In America, this blame-game is even more highly charged. Republicans have sworn to replace what they describe as Obama’s “war on coal” with a war on regulation. “I am taking historic steps to lift the restrictions on American energy, to reverse government intrusion, and to cancel job-killing regulations,” Trump announced in March. While he has vowed “to promote clean air and clear water,” he has almost simultaneously signed an order to unravel the Clean Water Rule.

This rhetoric is hurting the very people it claims to protect: miners. From the Ashes shows the many ways that the industry harms wider public health, from water contamination, to air pollution. It also makes a strong case that the American coal industry is in terminal decline, regardless of possibile interventions from government or carbon capture.

Charities like Bloomberg can only do so much to pick up the pieces. The foundation, which helped fund the film, now not only helps support job training programs in coal communities after the Trump administration pulled their funding, but in recent weeks it also promised $15m to UN efforts to tackle climate change – again to help cover Trump's withdrawal from Paris Agreement. “I'm a bit worried about how many cards we're going to have to keep adding to the end of the film”, joked Antha Williams, a Bloomberg representative at the screening, with gallows humour.

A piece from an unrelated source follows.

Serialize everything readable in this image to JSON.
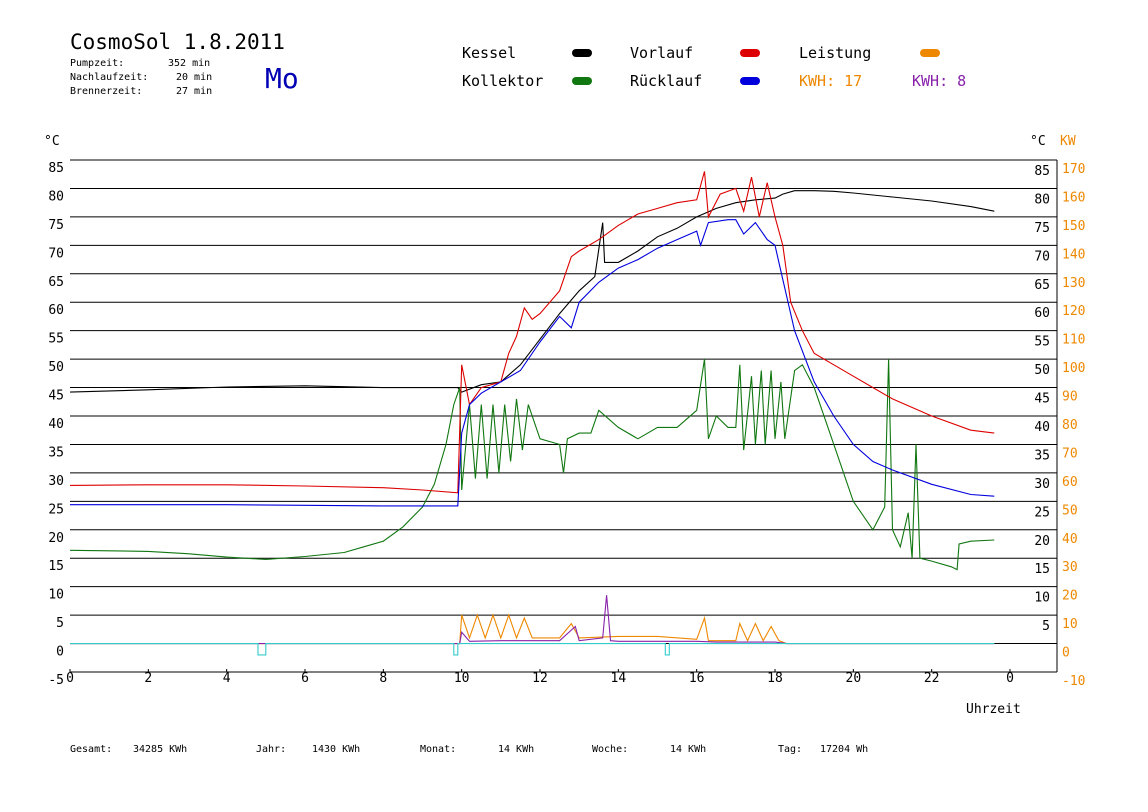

Hope also lies with local governments and mayors. The publication of the mayor’s own environment strategy is coming “soon”. Speaking in panel discussion after the film, his deputy mayor for environment and energy, Shirley Rodrigues, described the move to a cleaner future as "an inevitable transition".

Confronting the troubled legacies of our fossil fuel past will not be easy. "We have our own experiences here of our coal mining communities being devastated by the closure of their mines," said Khan. But clean air begins with clean politics; maintaining old ways at the price of health is not one any government must pay. 

'From The Ashes' will premiere on National Geograhpic in the United Kingdom at 9pm on Tuesday, June 27th.

India Bourke is an environment writer and editorial assistant at the New Statesman.

0800 7318496